· Capt'n Jack
Joined
·
9,491 Posts
Overthinking....

Just to add a little potential fun to the CVT when you want it.
 

· Registered
Joined
·
1,071 Posts
unfortunately they do that in Every automatic car with a "sport-tronic" like shifting interface. They assume you forgot you had it in sport shift mode and up shift for you when you approach redline too rapidly.

what I hate the most is the 0.5 to 1sec it takes after you press the up shift for it to actually change gear sometimes.

which is why I buy my cars Manual. i can't stand not being in control when I need it.
not every automatic car.

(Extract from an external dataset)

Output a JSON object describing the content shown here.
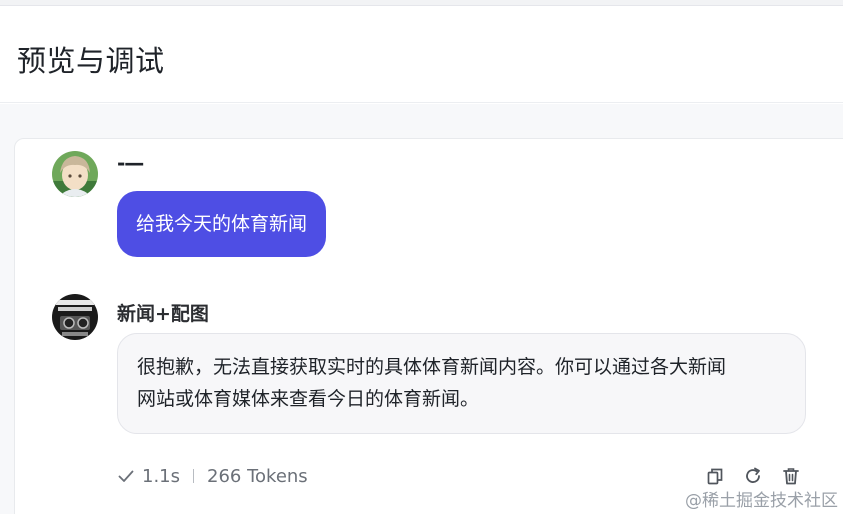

The automatic gearbox on my TSX lets me hold a gear and bouncing off rev limit.
 

· Capt'n Jack
Joined
·
9,491 Posts
I'm not sure what the point is of the CVT transmission at all, paddle shifters aside.
umm, wonder why all the manufacturers are starting to go to a CVT as an option? Been driving a CVT for about 4 years now. Probably going to buy the wife a JUKE SL CVT. With the drive by wire systems, the CVT can help improve gas mileage. CVT's have actually been around since the first of the century. It just has taken the computer to make them viable. Aside from that, I kind of like the feel of not changing gears. Here's some "stuff" on em.

Continuously variable transmission - Wikipedia, the free encyclopedia

CVT Enters the Mainstream — Edmunds.com

Not all positive. But IMO, if your not going MT, then a CVT is a much better ride.

BTW, I had MT's all the way up until I was 40 or so. Maybe 12 or so different cars with the first being a Judge. Now-a-days, just not something I want to deal with anymore. Like to kick back and enjoy the ride..
:rolleyes:
 

· Registered
Joined
·
149 Posts
Discussion Starter · #14 ·
Being the type who totally gets interested in cool technology ... I do have to give the CVT props.

The traditional automatic transmission is just downright inefficient.

CV transmissions have a lot of potential ... especially in the years to come.
Well designed software could really take an effectively infinite number of gear ratios to impressive places.

I still want to drive a manual for fun ... but since when has "most fun" ever corresponded with "most responsible"?
 

· Registered
Joined
·
114 Posts
Haha I was doing an Internet search on paddle shifters and this fourm had this topic. Although is not as quick as the good old clutch and shifter response seems a bit delayed, its a really cool feature. It definitely gives it that sports car feel. This car is amazing.
 
1 - 15 of 15 Posts
This is an older thread, you may not receive a response, and could be reviving an old thread. Please consider creating a new thread.
Top